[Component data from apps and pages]
══════

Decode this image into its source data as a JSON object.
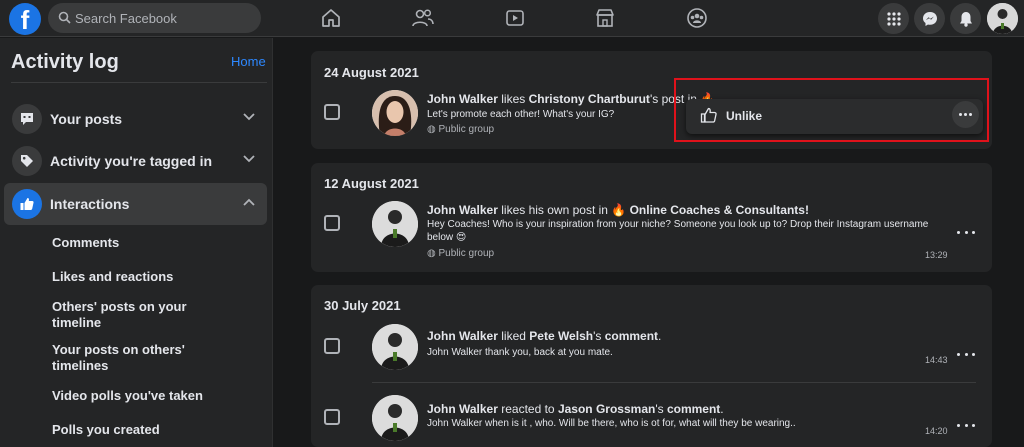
{
  "topbar": {
    "logo": "f",
    "search_placeholder": "Search Facebook",
    "nav_icons": [
      "home-icon",
      "friends-icon",
      "watch-icon",
      "marketplace-icon",
      "groups-icon"
    ],
    "right_icons": [
      "menu-grid-icon",
      "messenger-icon",
      "notifications-icon"
    ]
  },
  "sidebar": {
    "title": "Activity log",
    "home_link": "Home",
    "items": [
      {
        "label": "Your posts",
        "icon": "speech-bubble-icon"
      },
      {
        "label": "Activity you're tagged in",
        "icon": "tag-icon"
      },
      {
        "label": "Interactions",
        "icon": "thumbs-up-icon"
      }
    ],
    "sub_items": [
      "Comments",
      "Likes and reactions",
      "Others' posts on your timeline",
      "Your posts on others' timelines",
      "Video polls you've taken",
      "Polls you created"
    ]
  },
  "cards": [
    {
      "date": "24 August 2021",
      "entries": [
        {
          "actor": "John Walker",
          "verb": " likes ",
          "target": "Christony Chartburut",
          "suffix": "'s post in 🔥",
          "snippet": "Let's promote each other! What's your IG?",
          "scope": "Public group"
        }
      ]
    },
    {
      "date": "12 August 2021",
      "entries": [
        {
          "actor": "John Walker",
          "verb": " likes his own post in 🔥 ",
          "target": "Online Coaches & Consultants!",
          "snippet": "Hey Coaches! Who is your inspiration from your niche? Someone you look up to? Drop their Instagram username",
          "snippet2": "below 😍",
          "scope": "Public group",
          "time": "13:29"
        }
      ]
    },
    {
      "date": "30 July 2021",
      "entries": [
        {
          "actor": "John Walker",
          "verb": " liked ",
          "target": "Pete Welsh",
          "mid": "'s ",
          "target2": "comment",
          "end": ".",
          "snippet": "John Walker thank you, back at you mate.",
          "time": "14:43"
        },
        {
          "actor": "John Walker",
          "verb": " reacted to ",
          "target": "Jason Grossman",
          "mid": "'s ",
          "target2": "comment",
          "end": ".",
          "snippet": "John Walker when is it , who. Will be there, who is ot for, what will they be wearing..",
          "time": "14:20"
        }
      ]
    }
  ],
  "popup": {
    "label": "Unlike",
    "icon": "thumbs-up-outline-icon",
    "highlight_color": "#e0121b"
  },
  "colors": {
    "background": "#18191a",
    "surface": "#242526",
    "accent": "#1b74e4",
    "link": "#2d88ff"
  }
}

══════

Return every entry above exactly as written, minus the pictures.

§ **EXERCISE RESPONSE**:
Decode this image into its source data as a JSON object.
{
  "topbar": {
    "logo": "f",
    "search_placeholder": "Search Facebook",
    "nav_icons": [
      "home-icon",
      "friends-icon",
      "watch-icon",
      "marketplace-icon",
      "groups-icon"
    ],
    "right_icons": [
      "menu-grid-icon",
      "messenger-icon",
      "notifications-icon"
    ]
  },
  "sidebar": {
    "title": "Activity log",
    "home_link": "Home",
    "items": [
      {
        "label": "Your posts",
        "icon": "speech-bubble-icon"
      },
      {
        "label": "Activity you're tagged in",
        "icon": "tag-icon"
      },
      {
        "label": "Interactions",
        "icon": "thumbs-up-icon"
      }
    ],
    "sub_items": [
      "Comments",
      "Likes and reactions",
      "Others' posts on your timeline",
      "Your posts on others' timelines",
      "Video polls you've taken",
      "Polls you created"
    ]
  },
  "cards": [
    {
      "date": "24 August 2021",
      "entries": [
        {
          "actor": "John Walker",
          "verb": " likes ",
          "target": "Christony Chartburut",
          "suffix": "'s post in 🔥",
          "snippet": "Let's promote each other! What's your IG?",
          "scope": "Public group"
        }
      ]
    },
    {
      "date": "12 August 2021",
      "entries": [
        {
          "actor": "John Walker",
          "verb": " likes his own post in 🔥 ",
          "target": "Online Coaches & Consultants!",
          "snippet": "Hey Coaches! Who is your inspiration from your niche? Someone you look up to? Drop their Instagram username",
          "snippet2": "below 😍",
          "scope": "Public group",
          "time": "13:29"
        }
      ]
    },
    {
      "date": "30 July 2021",
      "entries": [
        {
          "actor": "John Walker",
          "verb": " liked ",
          "target": "Pete Welsh",
          "mid": "'s ",
          "target2": "comment",
          "end": ".",
          "snippet": "John Walker thank you, back at you mate.",
          "time": "14:43"
        },
        {
          "actor": "John Walker",
          "verb": " reacted to ",
          "target": "Jason Grossman",
          "mid": "'s ",
          "target2": "comment",
          "end": ".",
          "snippet": "John Walker when is it , who. Will be there, who is ot for, what will they be wearing..",
          "time": "14:20"
        }
      ]
    }
  ],
  "popup": {
    "label": "Unlike",
    "icon": "thumbs-up-outline-icon",
    "highlight_color": "#e0121b"
  },
  "colors": {
    "background": "#18191a",
    "surface": "#242526",
    "accent": "#1b74e4",
    "link": "#2d88ff"
  }
}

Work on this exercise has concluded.